By 3:45 that afternoon the banzai charge was over. The survivors of the 442nd had reached the crest of the ridge, but they still had not reached the Lost Battalion. Now they faced a strongly reinforced roadblock. The advance was over for the day. It was time to dig in for a possible counterattack, to get the wounded back to the aid station and count their horrendous losses.

The attack resumed at 9 the next morning, October 30, and over the next several hours, yard by yard, the 442nd made its way to the 36th Division’s 1st Battalion, where Matt Sakumoto would casually ask Edward Guy if they needed cigarettes.

The 442nd saved the 211 remaining men of the Lost Battalion, who had held out on the hilltop for six days. The Japanese American combat team had done its job and now all who remained alive and unwounded—weary, exhausted, and pushed almost beyond humanity—needed a rest. General Dahlquist, however, had other ideas. When he received word that the mission had been accomplished, he ordered the 442nd to move on and take the next hill. The unit would remain in combat for nine more days.

When the 442nd Regimental Combat Team was finally relieved, it had lost more than half its strength. One company of 186 men that had begun the fight to rescue the Lost Battalion had 17 left. Another company of 185 was down to 8.

At two o’clock on the afternoon of November 12, Dahlquist ordered the 442nd to assemble for a ceremony to honor their accomplishments. When he saw how few men had massed in formation, he confronted the executive officer, Lieutenant Colonel Virgil Miller: “You disobeyed my orders. I told you to have the whole regiment.”

“General,” Miller replied, “this is the regiment.
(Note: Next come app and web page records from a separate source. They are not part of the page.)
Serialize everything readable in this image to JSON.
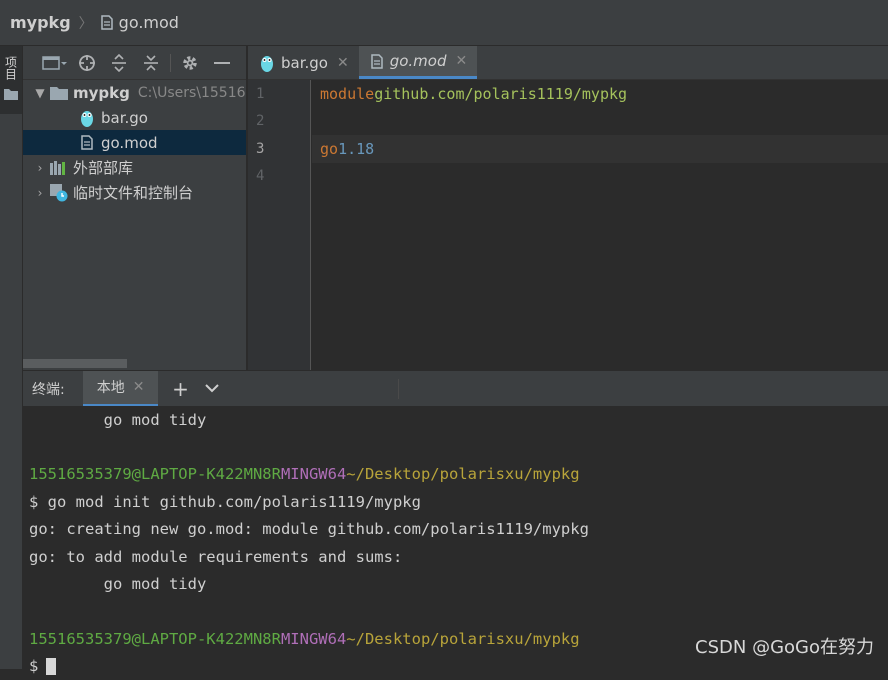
{
  "breadcrumb": {
    "project": "mypkg",
    "file": "go.mod"
  },
  "tool_strip": {
    "project_label": "项目"
  },
  "project_panel": {
    "tree": {
      "root": {
        "name": "mypkg",
        "path": "C:\\Users\\15516"
      },
      "files": [
        {
          "name": "bar.go",
          "icon": "gopher-icon"
        },
        {
          "name": "go.mod",
          "icon": "file-icon",
          "selected": true
        }
      ],
      "external_libraries": "外部部库",
      "scratches": "临时文件和控制台"
    }
  },
  "editor": {
    "tabs": [
      {
        "name": "bar.go",
        "icon": "gopher-icon",
        "active": false
      },
      {
        "name": "go.mod",
        "icon": "file-icon",
        "active": true
      }
    ],
    "line_numbers": [
      "1",
      "2",
      "3",
      "4"
    ],
    "code": {
      "line1_keyword": "module",
      "line1_value": "github.com/polaris1119/mypkg",
      "line3_keyword": "go",
      "line3_value": "1.18"
    }
  },
  "terminal": {
    "label": "终端:",
    "tab": "本地",
    "lines": {
      "l1": "        go mod tidy",
      "prompt_user": "15516535379@LAPTOP-K422MN8R",
      "prompt_env": "MINGW64",
      "prompt_path": "~/Desktop/polarisxu/mypkg",
      "l4": "$ go mod init github.com/polaris1119/mypkg",
      "l5": "go: creating new go.mod: module github.com/polaris1119/mypkg",
      "l6": "go: to add module requirements and sums:",
      "l7": "        go mod tidy",
      "last_prompt": "$"
    }
  },
  "watermark": "CSDN @GoGo在努力",
  "colors": {
    "keyword": "#cc7832",
    "string": "#a5c25c",
    "number": "#6897bb",
    "prompt_user": "#5faa43",
    "prompt_env": "#b06fb8",
    "prompt_path": "#b8a43a",
    "selection": "#0d293e",
    "tab_accent": "#4a88c7"
  }
}
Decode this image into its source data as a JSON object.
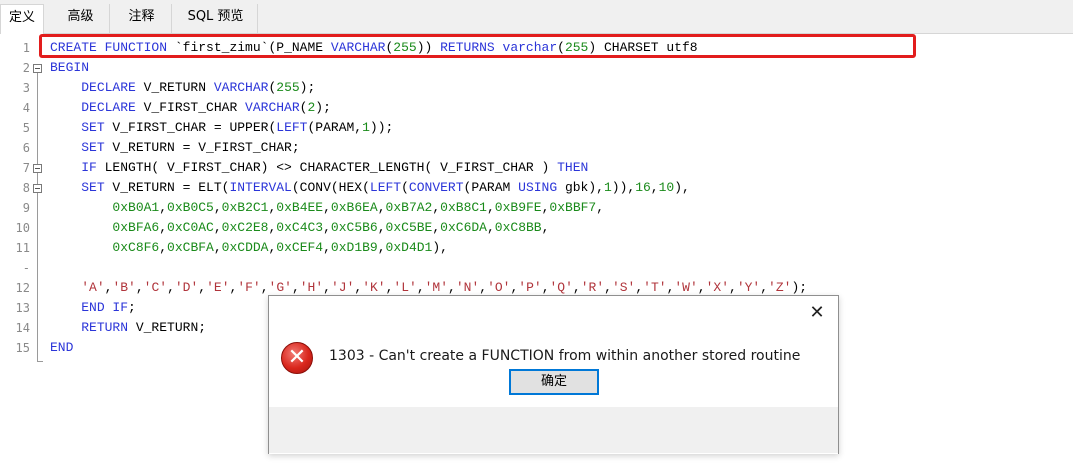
{
  "tabs": [
    {
      "label": "定义",
      "active": true
    },
    {
      "label": "高级",
      "active": false
    },
    {
      "label": "注释",
      "active": false
    },
    {
      "label": "SQL 预览",
      "active": false
    }
  ],
  "editor": {
    "line_numbers": [
      "1",
      "2",
      "3",
      "4",
      "5",
      "6",
      "7",
      "8",
      "9",
      "10",
      "11",
      "-",
      "12",
      "13",
      "14",
      "15"
    ],
    "lines": [
      "CREATE FUNCTION `first_zimu`(P_NAME VARCHAR(255)) RETURNS varchar(255) CHARSET utf8",
      "BEGIN",
      "    DECLARE V_RETURN VARCHAR(255);",
      "    DECLARE V_FIRST_CHAR VARCHAR(2);",
      "    SET V_FIRST_CHAR = UPPER(LEFT(PARAM,1));",
      "    SET V_RETURN = V_FIRST_CHAR;",
      "    IF LENGTH( V_FIRST_CHAR) <> CHARACTER_LENGTH( V_FIRST_CHAR ) THEN",
      "    SET V_RETURN = ELT(INTERVAL(CONV(HEX(LEFT(CONVERT(PARAM USING gbk),1)),16,10),",
      "        0xB0A1,0xB0C5,0xB2C1,0xB4EE,0xB6EA,0xB7A2,0xB8C1,0xB9FE,0xBBF7,",
      "        0xBFA6,0xC0AC,0xC2E8,0xC4C3,0xC5B6,0xC5BE,0xC6DA,0xC8BB,",
      "        0xC8F6,0xCBFA,0xCDDA,0xCEF4,0xD1B9,0xD4D1),",
      "    'A','B','C','D','E','F','G','H','J','K','L','M','N','O','P','Q','R','S','T','W','X','Y','Z');",
      "    END IF;",
      "    RETURN V_RETURN;",
      "END"
    ]
  },
  "dialog": {
    "close_glyph": "✕",
    "icon": "error-icon",
    "icon_glyph": "✕",
    "message": "1303 - Can't create a FUNCTION from within another stored routine",
    "ok_label": "确定"
  },
  "colors": {
    "keyword": "#2b35d8",
    "number": "#1a8a1a",
    "string": "#b0343b",
    "highlight_border": "#e21d1d",
    "button_focus": "#0078d7"
  }
}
The rest are either dead or in the hospital.”

That night Dahlquist wrote to his wife, complaining that it was so cold during the ceremony that his “fingers had turned numb from pinning so many medals on the men.”

Indeed, through a series of costly battles—first in Italy, then in France—the 442nd Regimental Combat Team would become the most highly decorated unit of its size and length of service in the history of the U.S. Army, receiving an unprecedented 8 Presidential Unit Citations, 21 Medals of Honor, and 9,486 Purple Hearts.

The 4,000 men of the team who first went into action in 1943 had to be replaced three and a half times to make up for those who were killed, wounded, and missing in action. They helped win Japanese Americans’ personal battle as well, proving that their loyalty to the United States was beyond question. On July 15, 1946, the survivors of the 442nd marched down Constitution Avenue in Washington, D.C., becoming the first military unit returning from the war to be reviewed by President Harry S. Truman. “You fought not only the enemy,” President Truman told them that day, “you fought prejudice, and you have won.”

Duane Schultz is a psychologist and author of more than a dozen military history books, including Into the Fire: Ploesti, The Most Fateful Mission of World War II, and Crossing the Rapido: A Tragedy of World War II. His most recent book is The Fate of War: Fredericksburg, 1862 (2011, Westholme Publishing). To tell the story of the Lost Battalion and its rescuers, Schultz interviewed a number of veterans, including Erwin Blonder, Susumu Ito, Shig Doi, and Junwo Yamashita. His website is